Love and Honor is a most unusual film.
I’ve always enjoyed sword films of all sorts from classic Japanese samurai films such as Kurosawa’s Seven Samurai to even such genre busters such as Chinese Ghost Story (the only movie I know that features both swordplay, vampires and a tongue as big as a house) but I do treasure most the fairly traditional variety.
Love and Honor is both traditional and not. The story is of a low level samurai who serves as a taste tester for the local lord. He happens to eat shellfish out of season and ends up blind. Naturally this happens just before he was going to resign and open a fencing school for children.
His wife who is absolutely loyal and will stand by him whether he is sighted or blind, rich or poor, ends up sleeping with a local bigwig in the hopes that this will restore her husband’s stipend so they will not be destitute.
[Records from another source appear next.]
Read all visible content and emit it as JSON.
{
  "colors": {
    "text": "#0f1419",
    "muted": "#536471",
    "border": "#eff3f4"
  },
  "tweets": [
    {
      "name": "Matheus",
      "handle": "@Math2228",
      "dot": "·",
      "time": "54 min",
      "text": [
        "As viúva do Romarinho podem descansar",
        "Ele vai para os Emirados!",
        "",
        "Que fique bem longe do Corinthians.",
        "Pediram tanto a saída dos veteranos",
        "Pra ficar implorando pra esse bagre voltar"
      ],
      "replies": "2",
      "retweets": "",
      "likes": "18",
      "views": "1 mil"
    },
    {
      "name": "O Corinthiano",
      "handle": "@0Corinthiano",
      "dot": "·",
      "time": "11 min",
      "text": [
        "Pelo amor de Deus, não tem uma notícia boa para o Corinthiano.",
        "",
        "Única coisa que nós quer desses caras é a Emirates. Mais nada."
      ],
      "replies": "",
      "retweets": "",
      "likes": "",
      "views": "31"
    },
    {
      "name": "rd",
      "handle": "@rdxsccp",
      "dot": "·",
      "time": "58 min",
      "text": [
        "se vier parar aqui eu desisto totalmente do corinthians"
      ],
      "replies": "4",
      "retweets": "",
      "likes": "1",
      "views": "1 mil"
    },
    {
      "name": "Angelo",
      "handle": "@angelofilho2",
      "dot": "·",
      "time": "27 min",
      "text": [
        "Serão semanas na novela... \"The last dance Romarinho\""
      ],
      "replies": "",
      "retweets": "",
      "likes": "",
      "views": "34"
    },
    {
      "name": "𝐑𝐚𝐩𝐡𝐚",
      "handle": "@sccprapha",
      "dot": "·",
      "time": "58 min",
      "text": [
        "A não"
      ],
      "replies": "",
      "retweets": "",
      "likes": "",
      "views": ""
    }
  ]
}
He of course finds out and swears revenge but as a blind man this is not so easy.
What makes this film so different is that though the hierarchical structures so familiar from this period in Japanese history are evident, the people remain human and quite expressive within those strictures. The distancing you so often see in these kinds of film is absent and this is incredibly refreshing. There is little doubt that the couple love each other, that they care for the old man who does chores around the place; no doubt that the doctor is sad about the loss of the vision. There is humour throughout and a lightness of touch that indicates that these people are living lives quite authentic despite the constraints of their time.
This one is worth seeing.